Rabbit Advocacy Animal Matters
Palm oil is having a devastating effect on orangutans
Wildlife slaughtered in name of farming
Kesi's name could not be more fitting. It means "child born in difficult times." Kesi was given the Swahili name at a rescue centre on whose doorstep she arrived at just three-months-old. Her mother had been killed -- slaughtered by machetes. Kesi survived the attack but lost her left hand and received a deep wound on her foot.
Kesi was brought to the Nyaru Menteng Rescue Centre in Borneo wrapped in a blanket. She was nursed back to health by the staff. Soon, the baby orangutan learned to play and climb like the others.
Nyaru Menteng is one of world's largest ape rescue operations. Right now, it's seeing an influx of orangutans like Kesi, born into difficult times. "The orangutans are being slaughtered," says Richard Zimmerman, director of Orangutan Outreach, an NGO that works to preserve the orangutan's habitat. "We prefer to say murdered because these creatures are so closely related to us."
It's hard to believe that anyone would want to hurt a baby like Kesi. Orangutans are gentle creatures and Kesi's eyes have the intelligence that so closely resembles people. But, it's humans who are clearcutting Kesi's rainforest habitat in Indonesia and Malaysia. Orangutans are being forced from their homes. Adults are shot on sight while babies are sold into the black market as pets. And, it's all happening in the name of palm oil.
Palm oil is one of the most widely used vegetable oils in the world. It is found in products ranging from ice cream and cookies to soap and detergents. More recently, it has been used in biofuels.
In the past year, the palm oil business has been on a rollercoaster ride. The price of the commodity derived from the oil palm plant hit an all-time high of $1,239 per ton in March before falling to a three-year low of $376 in October. During that period, farmers in Borneo and Sumatra began clearcutting the vast rainforest in order to plant more of the lucrative crop.
But, despite the fall in price, the razing of the rainforest continues. It's estimated an area the size of three football fields is cut down every minute of every day, displacing the forests residents - including the already endangered orangutan. "It's absolutely devastating," says Zimmerman. "It's been a free-for-all because the prices were so high. Now that prices are low, we have a worthless crop and now we have people starving, too."
Independent farmers, who make up 30 to 35 per cent of Malaysia's palm oil industry, are seeing their profits disappear and their businesses pushed to bankruptcy. While Kesi may have been born in difficult times, Zimmerman says things can improve.
Palm oil has alternatives such as corn or soy oil. Or, as Zimmerman says, "good, old-fashioned butter." It could be a sustainable crop, with proper regulations. The oil palm grows easily on degraded grassland, meaning clearcutting is unnecessary. Plantations could expand onto barren lands without encroaching on rainforests.
Cutting out unsustainable palm oil can be tough. It is often labelled as vegetable oil and some companies don't know where it comes from.
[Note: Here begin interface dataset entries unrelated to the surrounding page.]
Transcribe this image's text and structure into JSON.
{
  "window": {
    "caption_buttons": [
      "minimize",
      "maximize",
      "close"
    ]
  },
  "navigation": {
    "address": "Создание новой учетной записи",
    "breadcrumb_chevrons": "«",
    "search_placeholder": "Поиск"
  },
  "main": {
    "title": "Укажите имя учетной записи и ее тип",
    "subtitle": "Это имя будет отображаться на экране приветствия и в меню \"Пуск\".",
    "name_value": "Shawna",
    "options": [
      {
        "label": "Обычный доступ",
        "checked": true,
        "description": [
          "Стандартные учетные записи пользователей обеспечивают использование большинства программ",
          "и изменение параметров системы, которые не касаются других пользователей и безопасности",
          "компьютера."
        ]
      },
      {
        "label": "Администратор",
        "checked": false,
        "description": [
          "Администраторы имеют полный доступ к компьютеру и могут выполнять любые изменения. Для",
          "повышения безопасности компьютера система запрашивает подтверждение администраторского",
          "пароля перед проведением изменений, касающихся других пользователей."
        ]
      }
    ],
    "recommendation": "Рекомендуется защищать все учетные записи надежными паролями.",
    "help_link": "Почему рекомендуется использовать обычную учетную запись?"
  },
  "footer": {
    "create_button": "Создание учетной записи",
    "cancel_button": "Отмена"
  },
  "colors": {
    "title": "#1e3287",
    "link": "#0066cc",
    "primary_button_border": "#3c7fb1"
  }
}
By pushing for clearer labelling practices, consumers can make more informed choices. And, better enforcement of illegal clearcutting on the ground in Borneo and Sumatra could save what remains of the orangutan's habitat.
But, measures need to be taken soon. Since 2004, the orangutan population has declined by 14 per cent in Sumatra and 10 percent in Borneo. Some scientists fear they could become extinct in the wild as soon as 2011. Without drastic changes, orangutans like Kesi won't be born into difficult times. They won't be born at all.
Comment: Not only will there be no orangutans, there will be no other species, other than human, at the rate we’re going. We’ve got to stop our ruthless exploitation of non-human beings and concentrate on saving this planet.
September 8, 2011 Illegal Orangutan Skulls Found on Palm Oil Plantations
February 18, 2011 Are Girl Scout Cookies Killing Orangutans?
Comment: A Victoria, BC Girl Guide has been campaigning throughout 2013 for GMO-Free Girl Guide Cookies, and has stopped selling them. However, at this point the business manager for the cookies is unreceptive, saying, “With the current world market for food products, it’s not a financially viable option. It would triple the cost of our cookies.” A similar campaign from a Girl Guide to remove palm oil in order to save orangutan habitat was met with a similar answer.